Materials provided below:
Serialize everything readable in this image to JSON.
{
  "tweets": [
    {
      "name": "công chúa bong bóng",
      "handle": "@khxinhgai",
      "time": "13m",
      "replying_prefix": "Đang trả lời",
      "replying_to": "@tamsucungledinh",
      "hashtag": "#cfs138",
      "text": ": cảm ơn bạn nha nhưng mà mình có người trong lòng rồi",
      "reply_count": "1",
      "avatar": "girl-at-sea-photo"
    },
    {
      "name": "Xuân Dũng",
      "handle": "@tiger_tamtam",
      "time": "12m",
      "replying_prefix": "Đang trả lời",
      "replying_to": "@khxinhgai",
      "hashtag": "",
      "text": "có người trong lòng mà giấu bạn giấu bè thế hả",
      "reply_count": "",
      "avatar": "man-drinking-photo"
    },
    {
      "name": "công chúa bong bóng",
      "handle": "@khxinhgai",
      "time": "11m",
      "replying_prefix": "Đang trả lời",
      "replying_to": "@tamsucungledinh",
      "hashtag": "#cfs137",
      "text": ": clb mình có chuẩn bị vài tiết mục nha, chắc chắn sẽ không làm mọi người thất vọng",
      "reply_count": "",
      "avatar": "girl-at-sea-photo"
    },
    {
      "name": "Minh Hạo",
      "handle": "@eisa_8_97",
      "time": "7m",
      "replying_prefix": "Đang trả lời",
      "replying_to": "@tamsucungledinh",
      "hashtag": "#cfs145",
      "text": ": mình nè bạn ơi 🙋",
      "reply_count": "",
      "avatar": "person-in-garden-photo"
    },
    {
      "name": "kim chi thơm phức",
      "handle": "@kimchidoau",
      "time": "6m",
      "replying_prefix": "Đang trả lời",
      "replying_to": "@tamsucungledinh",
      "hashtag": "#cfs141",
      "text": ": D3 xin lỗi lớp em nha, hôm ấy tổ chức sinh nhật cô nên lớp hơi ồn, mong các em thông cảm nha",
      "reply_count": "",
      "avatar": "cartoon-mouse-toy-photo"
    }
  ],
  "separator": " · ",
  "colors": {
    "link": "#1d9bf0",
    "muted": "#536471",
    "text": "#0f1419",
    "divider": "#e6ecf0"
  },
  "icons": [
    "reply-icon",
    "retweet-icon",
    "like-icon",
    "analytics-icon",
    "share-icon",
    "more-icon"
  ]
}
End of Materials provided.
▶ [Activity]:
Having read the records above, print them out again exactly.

▶ [Worked solution]:
Serialize everything readable in this image to JSON.
{
  "tweets": [
    {
      "name": "công chúa bong bóng",
      "handle": "@khxinhgai",
      "time": "13m",
      "replying_prefix": "Đang trả lời",
      "replying_to": "@tamsucungledinh",
      "hashtag": "#cfs138",
      "text": ": cảm ơn bạn nha nhưng mà mình có người trong lòng rồi",
      "reply_count": "1",
      "avatar": "girl-at-sea-photo"
    },
    {
      "name": "Xuân Dũng",
      "handle": "@tiger_tamtam",
      "time": "12m",
      "replying_prefix": "Đang trả lời",
      "replying_to": "@khxinhgai",
      "hashtag": "",
      "text": "có người trong lòng mà giấu bạn giấu bè thế hả",
      "reply_count": "",
      "avatar": "man-drinking-photo"
    },
    {
      "name": "công chúa bong bóng",
      "handle": "@khxinhgai",
      "time": "11m",
      "replying_prefix": "Đang trả lời",
      "replying_to": "@tamsucungledinh",
      "hashtag": "#cfs137",
      "text": ": clb mình có chuẩn bị vài tiết mục nha, chắc chắn sẽ không làm mọi người thất vọng",
      "reply_count": "",
      "avatar": "girl-at-sea-photo"
    },
    {
      "name": "Minh Hạo",
      "handle": "@eisa_8_97",
      "time": "7m",
      "replying_prefix": "Đang trả lời",
      "replying_to": "@tamsucungledinh",
      "hashtag": "#cfs145",
      "text": ": mình nè bạn ơi 🙋",
      "reply_count": "",
      "avatar": "person-in-garden-photo"
    },
    {
      "name": "kim chi thơm phức",
      "handle": "@kimchidoau",
      "time": "6m",
      "replying_prefix": "Đang trả lời",
      "replying_to": "@tamsucungledinh",
      "hashtag": "#cfs141",
      "text": ": D3 xin lỗi lớp em nha, hôm ấy tổ chức sinh nhật cô nên lớp hơi ồn, mong các em thông cảm nha",
      "reply_count": "",
      "avatar": "cartoon-mouse-toy-photo"
    }
  ],
  "separator": " · ",
  "colors": {
    "link": "#1d9bf0",
    "muted": "#536471",
    "text": "#0f1419",
    "divider": "#e6ecf0"
  },
  "icons": [
    "reply-icon",
    "retweet-icon",
    "like-icon",
    "analytics-icon",
    "share-icon",
    "more-icon"
  ]
}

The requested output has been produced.